Scholten, E. Edible oleogels: How suitable are proteins as a structurant?, Current Opinion in Food Science, 2019, 27, 36.
Santagiuliana, M., Scholten, E., Piqueras-Fiszman, B., Stieger, M. Don't judge new foods by their appearance! How visual and oral sensory cues affect sensory perception and liking of novel, heterogeneous foods, Food Quality and preference 2019, 77, 64.
Fuhrmann, P, Sala, G, Stieger, M, Scholten, E. Clustering of oil droplets in o/w emulsions: Methodologies to control cluster size and interaction strength, Food Research International 2019, 122, 537.
Santagiuliana, M., van den Hoek, I.A.F., Stieger, M., Scholten, E., Piqueras-Fiszman, B. As good as expected? How consumer expectations and addition of vegetable pieces to soups influence sensory perception and liking, Food and Function, 2019, 10, 665.
Zhou, Y., Thijssen, P.P., Yang, X., Scholten, E. The effect of oil type and solvent quality on the rheological behavior of zein- stabilized oil-in-glycerol emulsion gels, Food Hydrocolloids 2019, 91, 57.
van Eck, A., Fogliano, V., Scholten, E., Stieger, M. Adding condiments to foods: How does static and dynamic sensory perception change when bread and carrots are consumed with mayonnaise?
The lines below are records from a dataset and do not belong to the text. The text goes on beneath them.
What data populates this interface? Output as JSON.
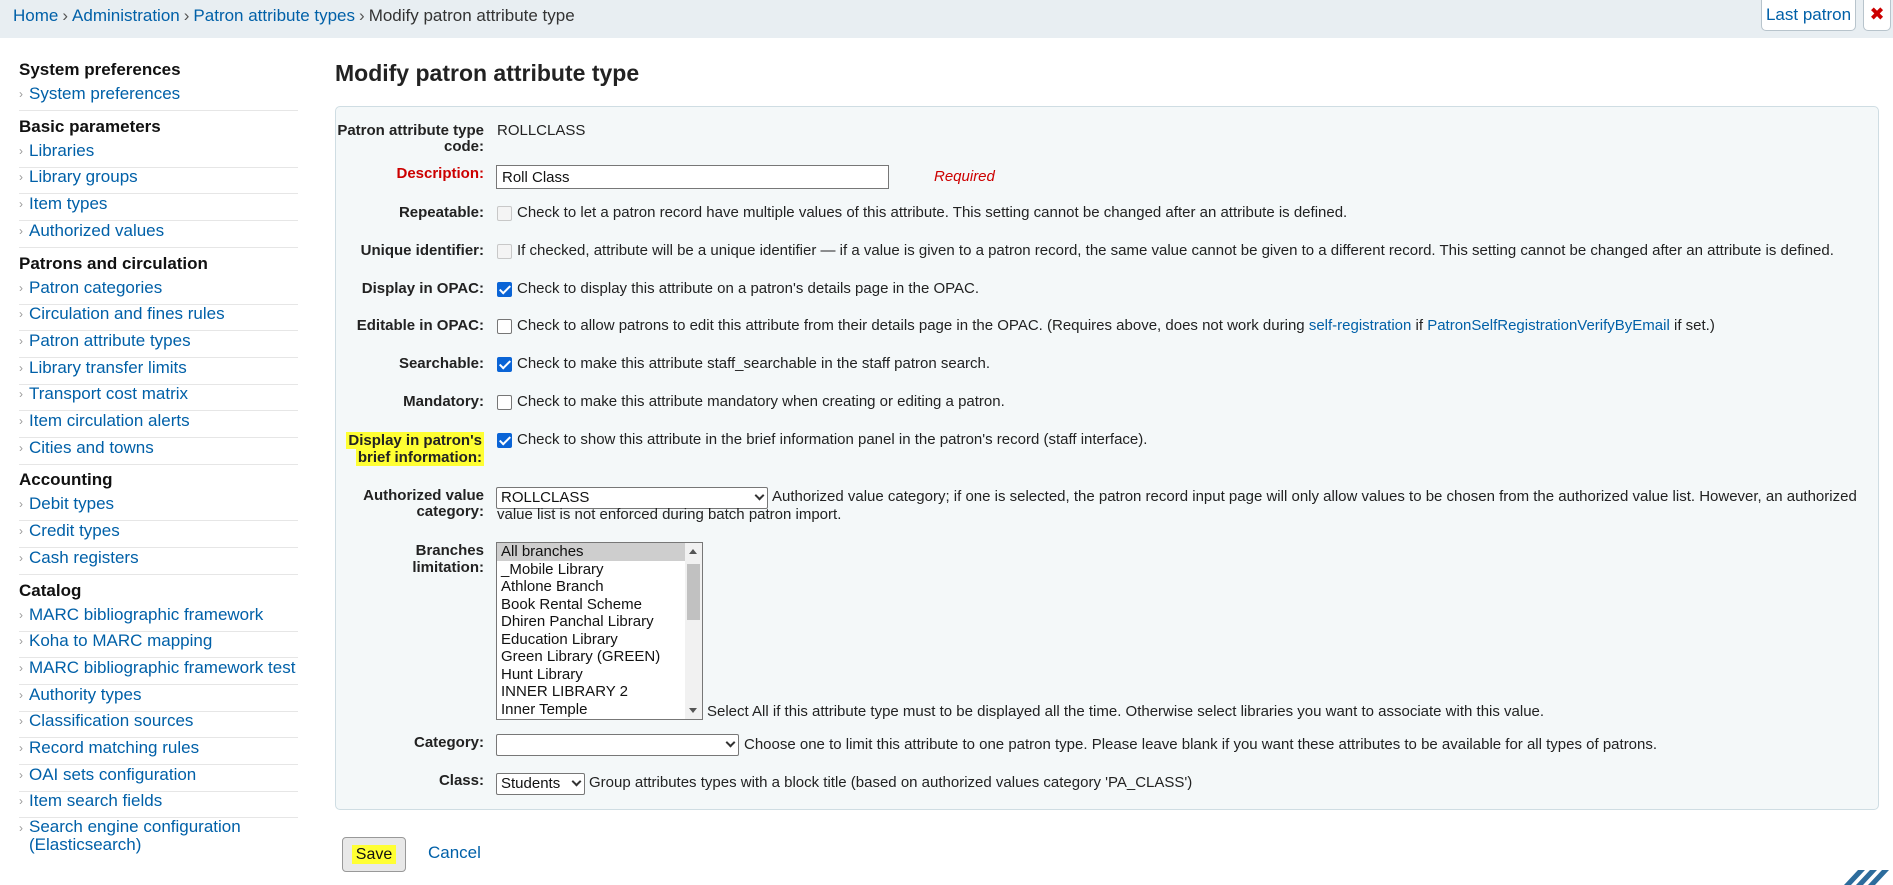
{
  "breadcrumb": {
    "home": "Home",
    "administration": "Administration",
    "patron_attribute_types": "Patron attribute types",
    "current": "Modify patron attribute type",
    "separator": "›"
  },
  "header": {
    "last_patron_label": "Last patron",
    "close_symbol": "✖"
  },
  "sidebar": {
    "sections": [
      {
        "heading": "System preferences",
        "items": [
          "System preferences"
        ]
      },
      {
        "heading": "Basic parameters",
        "items": [
          "Libraries",
          "Library groups",
          "Item types",
          "Authorized values"
        ]
      },
      {
        "heading": "Patrons and circulation",
        "items": [
          "Patron categories",
          "Circulation and fines rules",
          "Patron attribute types",
          "Library transfer limits",
          "Transport cost matrix",
          "Item circulation alerts",
          "Cities and towns"
        ]
      },
      {
        "heading": "Accounting",
        "items": [
          "Debit types",
          "Credit types",
          "Cash registers"
        ]
      },
      {
        "heading": "Catalog",
        "items": [
          "MARC bibliographic framework",
          "Koha to MARC mapping",
          "MARC bibliographic framework test",
          "Authority types",
          "Classification sources",
          "Record matching rules",
          "OAI sets configuration",
          "Item search fields",
          "Search engine configuration (Elasticsearch)"
        ]
      }
    ]
  },
  "main": {
    "title": "Modify patron attribute type",
    "form": {
      "code": {
        "label": "Patron attribute type code:",
        "value": "ROLLCLASS"
      },
      "description": {
        "label": "Description:",
        "value": "Roll Class",
        "required_note": "Required"
      },
      "repeatable": {
        "label": "Repeatable:",
        "hint": "Check to let a patron record have multiple values of this attribute. This setting cannot be changed after an attribute is defined.",
        "checked": false,
        "disabled": true
      },
      "unique": {
        "label": "Unique identifier:",
        "hint": "If checked, attribute will be a unique identifier — if a value is given to a patron record, the same value cannot be given to a different record. This setting cannot be changed after an attribute is defined.",
        "checked": false,
        "disabled": true
      },
      "display_opac": {
        "label": "Display in OPAC:",
        "hint": "Check to display this attribute on a patron's details page in the OPAC.",
        "checked": true
      },
      "editable_opac": {
        "label": "Editable in OPAC:",
        "hint_before": "Check to allow patrons to edit this attribute from their details page in the OPAC. (Requires above, does not work during",
        "link1": "self-registration",
        "hint_mid": "if",
        "link2": "PatronSelfRegistrationVerifyByEmail",
        "hint_after": "if set.)",
        "checked": false
      },
      "searchable": {
        "label": "Searchable:",
        "hint": "Check to make this attribute staff_searchable in the staff patron search.",
        "checked": true
      },
      "mandatory": {
        "label": "Mandatory:",
        "hint": "Check to make this attribute mandatory when creating or editing a patron.",
        "checked": false
      },
      "brief_info": {
        "label_line1": "Display in patron's",
        "label_line2": "brief information:",
        "hint": "Check to show this attribute in the brief information panel in the patron's record (staff interface).",
        "checked": true
      },
      "authorized_value": {
        "label_line1": "Authorized value",
        "label_line2": "category:",
        "selected": "ROLLCLASS",
        "hint_line1": "Authorized value category; if one is selected, the patron record input page will only allow values to be chosen from the authorized value list. However, an authorized",
        "hint_line2": "value list is not enforced during batch patron import."
      },
      "branches": {
        "label_line1": "Branches",
        "label_line2": "limitation:",
        "options": [
          "All branches",
          "_Mobile Library",
          "Athlone Branch",
          "Book Rental Scheme",
          "Dhiren Panchal Library",
          "Education Library",
          "Green Library (GREEN)",
          "Hunt Library",
          "INNER LIBRARY 2",
          "Inner Temple"
        ],
        "selected_index": 0,
        "hint": "Select All if this attribute type must to be displayed all the time. Otherwise select libraries you want to associate with this value."
      },
      "category": {
        "label": "Category:",
        "selected": "",
        "hint": "Choose one to limit this attribute to one patron type. Please leave blank if you want these attributes to be available for all types of patrons."
      },
      "class": {
        "label": "Class:",
        "selected": "Students",
        "hint": "Group attributes types with a block title (based on authorized values category 'PA_CLASS')"
      }
    },
    "actions": {
      "save_label": "Save",
      "cancel_label": "Cancel"
    }
  },
  "colors": {
    "link": "#0060a8",
    "highlight": "#ffff33",
    "required": "#cc0000",
    "checkbox_checked": "#0a64d6",
    "panel_background": "#f4f8f9"
  },
  "icons": {
    "sidebar_chevron": "chevron-right-icon",
    "close": "close-icon",
    "corner": "koha-logo-icon"
  }
}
Quality and preference 2019, 73, 154.
Zou, Y, Yang, X., Scholten, E. Tuning particle properties to control the rheological behavior of high internal phase emulsion gels stabilized by zein/tannic acid complex particles, Food Hydrocolloids 2019, 89, 163.
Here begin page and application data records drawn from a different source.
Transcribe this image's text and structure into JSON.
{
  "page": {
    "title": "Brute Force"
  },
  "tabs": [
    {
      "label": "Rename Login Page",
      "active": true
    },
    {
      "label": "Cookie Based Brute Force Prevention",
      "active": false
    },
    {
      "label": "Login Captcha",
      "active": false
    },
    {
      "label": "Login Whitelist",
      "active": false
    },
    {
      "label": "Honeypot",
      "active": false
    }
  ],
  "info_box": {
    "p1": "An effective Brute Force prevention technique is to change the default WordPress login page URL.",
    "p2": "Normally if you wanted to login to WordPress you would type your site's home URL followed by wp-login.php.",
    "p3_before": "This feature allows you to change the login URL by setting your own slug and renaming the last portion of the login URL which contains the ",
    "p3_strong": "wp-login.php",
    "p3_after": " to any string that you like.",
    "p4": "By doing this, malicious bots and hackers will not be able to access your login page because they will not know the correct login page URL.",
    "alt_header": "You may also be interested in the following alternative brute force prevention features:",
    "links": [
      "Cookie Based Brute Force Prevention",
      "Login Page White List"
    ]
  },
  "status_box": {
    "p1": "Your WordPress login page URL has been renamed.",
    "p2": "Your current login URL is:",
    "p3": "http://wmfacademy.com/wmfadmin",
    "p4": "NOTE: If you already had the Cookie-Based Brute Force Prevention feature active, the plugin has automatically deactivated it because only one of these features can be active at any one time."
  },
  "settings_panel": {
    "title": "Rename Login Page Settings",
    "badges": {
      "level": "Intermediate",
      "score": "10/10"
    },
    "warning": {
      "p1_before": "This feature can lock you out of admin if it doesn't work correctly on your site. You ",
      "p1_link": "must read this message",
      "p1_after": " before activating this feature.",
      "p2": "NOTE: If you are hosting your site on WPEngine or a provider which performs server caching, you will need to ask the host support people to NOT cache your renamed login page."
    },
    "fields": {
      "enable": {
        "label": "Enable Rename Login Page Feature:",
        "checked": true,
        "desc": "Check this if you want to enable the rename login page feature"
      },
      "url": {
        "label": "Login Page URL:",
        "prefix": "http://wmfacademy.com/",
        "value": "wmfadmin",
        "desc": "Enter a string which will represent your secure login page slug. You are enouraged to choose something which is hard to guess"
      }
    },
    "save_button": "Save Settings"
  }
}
Van Eck, A, Hardeman, N., Karatza, N., Fogliano, V., Scholten, E., Stieger, M. Oral processing behavior and dynamic sensory perception of composite foods: Toppings assist saliva in bolus formation, Food Quality and Preference 2019, 71, 497.
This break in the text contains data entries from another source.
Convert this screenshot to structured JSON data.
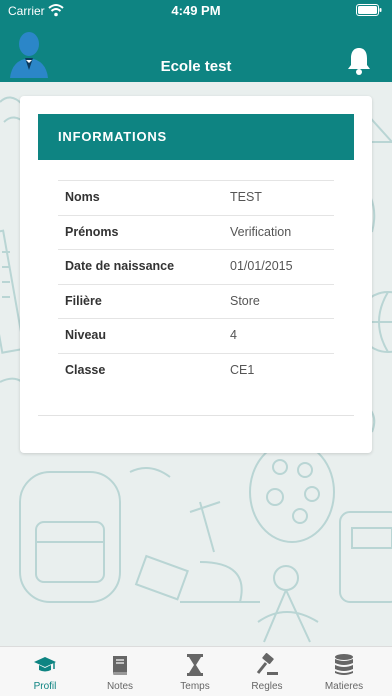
{
  "status_bar": {
    "carrier": "Carrier",
    "time": "4:49 PM",
    "wifi_icon": "wifi-icon",
    "battery_icon": "battery-icon"
  },
  "header": {
    "title": "Ecole test",
    "avatar_icon": "user-avatar-icon",
    "bell_icon": "bell-icon"
  },
  "card": {
    "title": "INFORMATIONS",
    "rows": [
      {
        "label": "Noms",
        "value": "TEST"
      },
      {
        "label": "Prénoms",
        "value": "Verification"
      },
      {
        "label": "Date de naissance",
        "value": "01/01/2015"
      },
      {
        "label": "Filière",
        "value": "Store"
      },
      {
        "label": "Niveau",
        "value": "4"
      },
      {
        "label": "Classe",
        "value": "CE1"
      }
    ]
  },
  "tabs": [
    {
      "label": "Profil",
      "icon": "graduation-cap-icon",
      "active": true
    },
    {
      "label": "Notes",
      "icon": "book-icon",
      "active": false
    },
    {
      "label": "Temps",
      "icon": "hourglass-icon",
      "active": false
    },
    {
      "label": "Regles",
      "icon": "gavel-icon",
      "active": false
    },
    {
      "label": "Matieres",
      "icon": "database-icon",
      "active": false
    }
  ],
  "colors": {
    "primary": "#0e8482",
    "background": "#e9efee",
    "doodle": "#a9cccb",
    "tab_inactive": "#666666"
  }
}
Food systems are often mixtures of ingredients and should therefore be considered as complex mixtures or complex composites. Foods consist often of a combination of different food structures, like gels, foams and emulsions. The food structures can be created by mixing water, fat/oil and air with food ingredients like proteins, polysaccharides and other bio-based molecules. The interactions between these ingredients determine the assembly of these ingredients (collection of ingredients) into larger building blocks and determine which food structures (emulsion, foam, gel) can be created. To provide knowledge to design new food applications, an understanding of complex composites containing a range of different ingredients is therefore desirable.
The properties of food products are often a result of the rheological (for emulsions) and breakdown behavior (for gels), such as the mouthfeel (sensory), stability (shelf-life), appearance, etc. This behavior can be observed on a macroscopic scale (mm-cm). However, these properties are a result of the properties of the smaller building blocks (µm), and the interactions between the ingredients (nm). Thus, to control the properties on a macroscopic scale, one needs to control the interactions/assembly within the building blocks (µm). One can think of the assembly of proteins into protein aggregates or protein particles, the assembly of polysaccharides into larger fibers and nanocrystals, the assembly of triglycerides into fat crystals, or the complexation of proteins and polysaccharides. These building blocks can be used in the bulk phase to provide a stable network for gels or to provide the required viscosity for dispersions. At the interface they are used to change the affinity between the dispersed phase (fat or oil droplets, fibers, etc) and the outer bulk phase.
The macroscopic properties (larger length scales) of complex mixtures is a very relevant aspect, since it is the scale that refers to immediately detectable phenomena such as texture, taste, smell, color, stability, fracture properties, etc. The main questions for these complex mixtures are:
- How can we understand the properties of food products on a macroscopic scale in terms of its composition?
- How can we use different ingredients to control the properties of food products?
This knowledge can be used to design tailor-made food systems, such as functional foods (control digestion), more palatable foods (control sensory properties) and reformulated foods in terms of healthy fats (fat-reduced).